By Robert Munson April 2017
The question has often come up regarding the clothing worn by the women of the Tlaxcala, Mixtec, and Zapotec Indians who allied themselves with the Spanish to conquer the Aztec Empire. These women frequently became wives of Spanish soldiers. These marriages were usually of the Baragania secular contract nature. Only 25 percent of these marriages were church sanctified with the blessing of the Holy Sacraments. The church did not recognize the Baragania contract, but Spanish civil law considered it to be a legal, binding contract for both the man and the woman to provide all the legal requirements of the marital state.

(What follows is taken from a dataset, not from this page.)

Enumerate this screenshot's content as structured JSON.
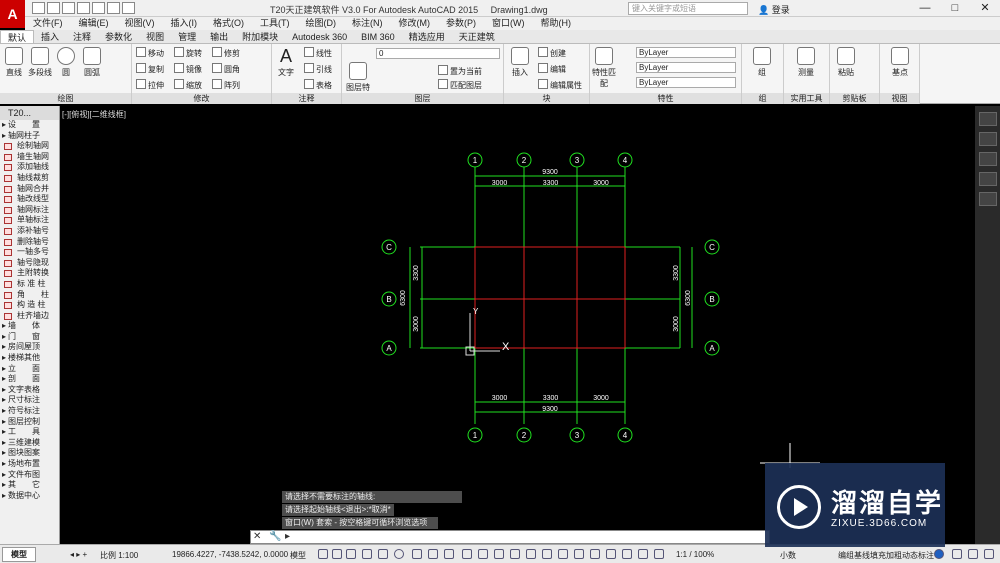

The Tlaxcala (and presumably, Mixtec and Zapotec) tribes recognized the legality of Barangania as it meshed with traditional practices of former enemies sealing their peace by marrying their women to the former opposing tribe. Indian spiritual or holy rites regarding marriage are not known but were probably agreeable to the Baragania format. In any case the church would not have recognized pagan rites any more than they would the Baragania contracts.
The Indian tribes were nominally baptized Catholic Christians, and thus could receive the church sanctified sacraments of marriage. There is some question as to just how much the Indians understood and/or bought into Christianity, but that issue is addressed elsewhere.
So, what did these brides wear? What did the Mestizo women who came from these marriages and married more Spaniards wear?
The Spanish who conquered the empire in Central America recognized two things: One, they admired the Indian warriors as brave men, skilled with their weapons; foes and allies worthy of Spanish respect. Two, the Spanish armor, metal weapons, firearms, and horses provided the spearhead of conquest, but Indian warriors were the spear shaft which destroyed the enemy armies. The army with which Pedro de Alvarado invaded Guatemala in 1524 numbered 270 Spaniards and 7,000 Indian warriors commanded by their own Caciques (Captains). These men were respected as equals, the Caciques were “men of authority.” The native ranks were respected, the Caciques were recognized as the hidalgos of their people and thus called “Dons” and the women of Cacique families were accorded the honorific title “Dona.” They were referred to as the “Indian Conquistadors.”
We know that the Indian warriors, as late as 1550, continued to wear the cloth armor and all the trappings of their tribe in combat. The one Spanish piece of equipment the Indians adopted wholeheartedly was the metal sword. It was obviously the ultimate weapon. In councils they continued to wear their native garb. But what about the women? Did they continue to wear the Indian Huipil or did they adopt the camisa, cuerpo, and falda (chemise, sleeveless bodice, and overskirt) of the Spanish? In this regard it is perhaps of interest to note the observations of Harry Franck, a teacher who wrote a book in 1910 entitled Four Months Afoot in Spain. This book records Franck’s experience of the lives of rural Spain 360 years after the conquest of Central America.
Franck notes that in 1910 women of hamlets and small towns continued to wear their traditional folk costume of the immediate area in which they lived and had worn back in the times of the Reconquista. But they wore them only for Sunday Mass, festivals, and the weekly market day. For daily wear at home, they still wore the basic camisa, cuerpo, and falda. Modern Victorian and Edwardian European fashions were worn by women of all classes only in the big cities. If the highly conservative Spanish had not changed by 1910, did the Indian/Mestizo wives wear the high fashion of the 16th century Spanish at Mass, festivals, and market days and revert to the Huipil at home? Probably in the Central American rural hamlets, villages, and small towns this was the case. But in the provincial capitol, Santiago, all classes who could afford it probably followed the tradition noted by Franck in 1910: wearing the latest fashions of the dominant society, the Spanish, on a daily basis. This was part of reminding the Spanish that the Indians were “Indian Conquistadors” equal to the ruling Spanish.
The adoption of Spanish styles probably increased as all classes wanted to be identified as “Conquistadors” because this was a source of power in the new regime. This became especially important as the Indians and Spaniards who had fought side by side to win the empire died off. The Huipil probably came to be regarded as the clothing of the lowest classes only. The erosion of Indian status and rights went into high gear when men who had never fought for the empire came flooding in, looking to carve out their own estates. These bureaucrats regarded the Indians as nothing more than defeated natives occupying valuable Spanish land, not honored allies with property rights. The death knell of Indian rights began with the New Laws initiated in Guatemala in 1542. More and more it became important to be viewed as Spanish, not Indian, and clothing was by far the most visible expression of being Spanish not Indian.
Ultimately, the 1609 Law of Colonization destroyed even the rights of the grandchildren of the men who had created the empire. If you did not have verified pure Spanish blood, you could not own land.
Finally, the rebozo, so ubiquitous today, did not exist in the 16th century.
Last revised 18-Aug-22